Source records:
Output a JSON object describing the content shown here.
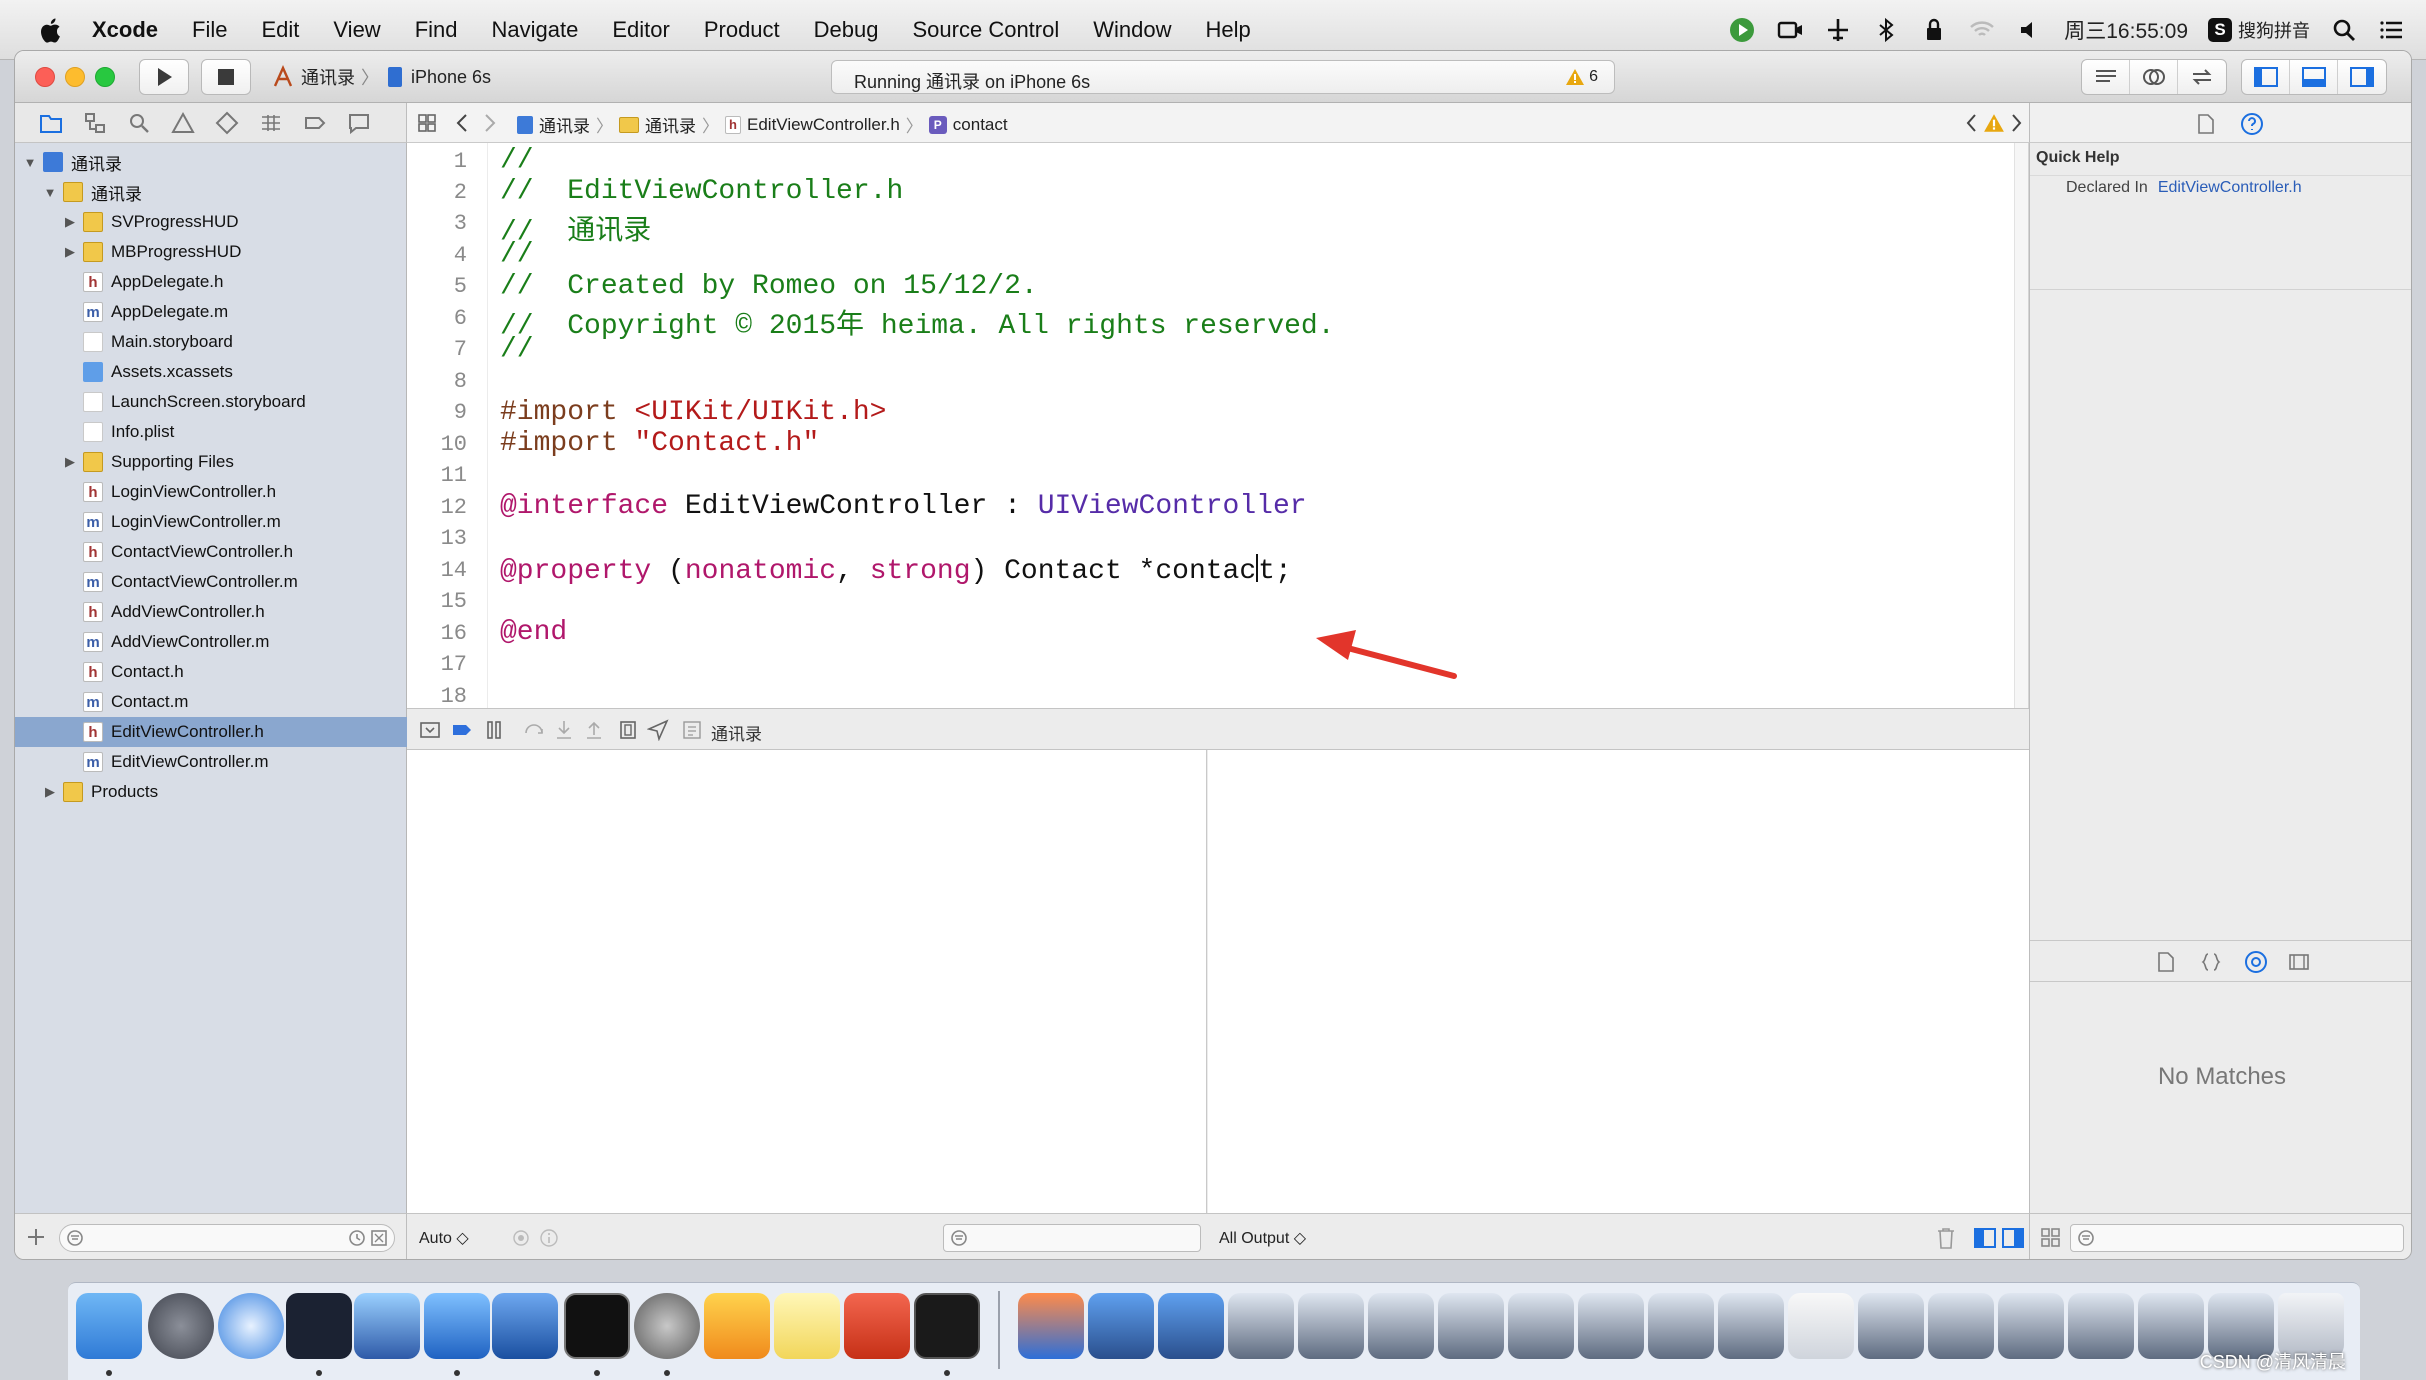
{
  "menubar": {
    "app_name": "Xcode",
    "items": [
      "File",
      "Edit",
      "View",
      "Find",
      "Navigate",
      "Editor",
      "Product",
      "Debug",
      "Source Control",
      "Window",
      "Help"
    ],
    "clock": "周三16:55:09",
    "input_method": "搜狗拼音"
  },
  "toolbar": {
    "scheme_project": "通讯录",
    "scheme_device": "iPhone 6s",
    "status_text": "Running 通讯录 on iPhone 6s",
    "warning_count": "6"
  },
  "navigator": {
    "project_name": "通讯录",
    "items": [
      {
        "label": "通讯录",
        "kind": "project"
      },
      {
        "label": "通讯录",
        "kind": "folder"
      },
      {
        "label": "SVProgressHUD",
        "kind": "folder"
      },
      {
        "label": "MBProgressHUD",
        "kind": "folder"
      },
      {
        "label": "AppDelegate.h",
        "kind": "h"
      },
      {
        "label": "AppDelegate.m",
        "kind": "m"
      },
      {
        "label": "Main.storyboard",
        "kind": "storyboard"
      },
      {
        "label": "Assets.xcassets",
        "kind": "assets"
      },
      {
        "label": "LaunchScreen.storyboard",
        "kind": "storyboard"
      },
      {
        "label": "Info.plist",
        "kind": "plist"
      },
      {
        "label": "Supporting Files",
        "kind": "folder"
      },
      {
        "label": "LoginViewController.h",
        "kind": "h"
      },
      {
        "label": "LoginViewController.m",
        "kind": "m"
      },
      {
        "label": "ContactViewController.h",
        "kind": "h"
      },
      {
        "label": "ContactViewController.m",
        "kind": "m"
      },
      {
        "label": "AddViewController.h",
        "kind": "h"
      },
      {
        "label": "AddViewController.m",
        "kind": "m"
      },
      {
        "label": "Contact.h",
        "kind": "h"
      },
      {
        "label": "Contact.m",
        "kind": "m"
      },
      {
        "label": "EditViewController.h",
        "kind": "h"
      },
      {
        "label": "EditViewController.m",
        "kind": "m"
      },
      {
        "label": "Products",
        "kind": "folder"
      }
    ],
    "selected": "EditViewController.h"
  },
  "jumpbar": {
    "crumbs": [
      "通讯录",
      "通讯录",
      "EditViewController.h",
      "contact"
    ]
  },
  "editor": {
    "line_numbers": [
      "1",
      "2",
      "3",
      "4",
      "5",
      "6",
      "7",
      "8",
      "9",
      "10",
      "11",
      "12",
      "13",
      "14",
      "15",
      "16",
      "17",
      "18"
    ],
    "lines": {
      "l1": "//",
      "l2": "//  EditViewController.h",
      "l3": "//  通讯录",
      "l4": "//",
      "l5": "//  Created by Romeo on 15/12/2.",
      "l6": "//  Copyright © 2015年 heima. All rights reserved.",
      "l7": "//",
      "l9_a": "#import ",
      "l9_b": "<UIKit/UIKit.h>",
      "l10_a": "#import ",
      "l10_b": "\"Contact.h\"",
      "l12_a": "@interface",
      "l12_b": " EditViewController : ",
      "l12_c": "UIViewController",
      "l15_a": "@property",
      "l15_b": " (",
      "l15_c": "nonatomic",
      "l15_d": ", ",
      "l15_e": "strong",
      "l15_f": ") Contact *contac",
      "l15_g": "t;",
      "l17": "@end"
    }
  },
  "debug": {
    "process_label": "通讯录",
    "auto_label": "Auto ◇",
    "output_label": "All Output ◇"
  },
  "inspector": {
    "quick_help_title": "Quick Help",
    "declared_in_label": "Declared In",
    "declared_in_file": "EditViewController.h",
    "no_matches": "No Matches"
  },
  "watermark": "CSDN @清风清晨",
  "colors": {
    "selection": "#8aa7cf",
    "comment": "#1a7e19",
    "keyword": "#b0176b",
    "class": "#562ca8",
    "string": "#b31a1a",
    "arrow": "#e2352b"
  }
}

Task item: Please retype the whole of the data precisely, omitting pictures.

Your response:
Output a JSON object describing the content shown here.
{
  "menubar": {
    "app_name": "Xcode",
    "items": [
      "File",
      "Edit",
      "View",
      "Find",
      "Navigate",
      "Editor",
      "Product",
      "Debug",
      "Source Control",
      "Window",
      "Help"
    ],
    "clock": "周三16:55:09",
    "input_method": "搜狗拼音"
  },
  "toolbar": {
    "scheme_project": "通讯录",
    "scheme_device": "iPhone 6s",
    "status_text": "Running 通讯录 on iPhone 6s",
    "warning_count": "6"
  },
  "navigator": {
    "project_name": "通讯录",
    "items": [
      {
        "label": "通讯录",
        "kind": "project"
      },
      {
        "label": "通讯录",
        "kind": "folder"
      },
      {
        "label": "SVProgressHUD",
        "kind": "folder"
      },
      {
        "label": "MBProgressHUD",
        "kind": "folder"
      },
      {
        "label": "AppDelegate.h",
        "kind": "h"
      },
      {
        "label": "AppDelegate.m",
        "kind": "m"
      },
      {
        "label": "Main.storyboard",
        "kind": "storyboard"
      },
      {
        "label": "Assets.xcassets",
        "kind": "assets"
      },
      {
        "label": "LaunchScreen.storyboard",
        "kind": "storyboard"
      },
      {
        "label": "Info.plist",
        "kind": "plist"
      },
      {
        "label": "Supporting Files",
        "kind": "folder"
      },
      {
        "label": "LoginViewController.h",
        "kind": "h"
      },
      {
        "label": "LoginViewController.m",
        "kind": "m"
      },
      {
        "label": "ContactViewController.h",
        "kind": "h"
      },
      {
        "label": "ContactViewController.m",
        "kind": "m"
      },
      {
        "label": "AddViewController.h",
        "kind": "h"
      },
      {
        "label": "AddViewController.m",
        "kind": "m"
      },
      {
        "label": "Contact.h",
        "kind": "h"
      },
      {
        "label": "Contact.m",
        "kind": "m"
      },
      {
        "label": "EditViewController.h",
        "kind": "h"
      },
      {
        "label": "EditViewController.m",
        "kind": "m"
      },
      {
        "label": "Products",
        "kind": "folder"
      }
    ],
    "selected": "EditViewController.h"
  },
  "jumpbar": {
    "crumbs": [
      "通讯录",
      "通讯录",
      "EditViewController.h",
      "contact"
    ]
  },
  "editor": {
    "line_numbers": [
      "1",
      "2",
      "3",
      "4",
      "5",
      "6",
      "7",
      "8",
      "9",
      "10",
      "11",
      "12",
      "13",
      "14",
      "15",
      "16",
      "17",
      "18"
    ],
    "lines": {
      "l1": "//",
      "l2": "//  EditViewController.h",
      "l3": "//  通讯录",
      "l4": "//",
      "l5": "//  Created by Romeo on 15/12/2.",
      "l6": "//  Copyright © 2015年 heima. All rights reserved.",
      "l7": "//",
      "l9_a": "#import ",
      "l9_b": "<UIKit/UIKit.h>",
      "l10_a": "#import ",
      "l10_b": "\"Contact.h\"",
      "l12_a": "@interface",
      "l12_b": " EditViewController : ",
      "l12_c": "UIViewController",
      "l15_a": "@property",
      "l15_b": " (",
      "l15_c": "nonatomic",
      "l15_d": ", ",
      "l15_e": "strong",
      "l15_f": ") Contact *contac",
      "l15_g": "t;",
      "l17": "@end"
    }
  },
  "debug": {
    "process_label": "通讯录",
    "auto_label": "Auto ◇",
    "output_label": "All Output ◇"
  },
  "inspector": {
    "quick_help_title": "Quick Help",
    "declared_in_label": "Declared In",
    "declared_in_file": "EditViewController.h",
    "no_matches": "No Matches"
  },
  "watermark": "CSDN @清风清晨",
  "colors": {
    "selection": "#8aa7cf",
    "comment": "#1a7e19",
    "keyword": "#b0176b",
    "class": "#562ca8",
    "string": "#b31a1a",
    "arrow": "#e2352b"
  }
}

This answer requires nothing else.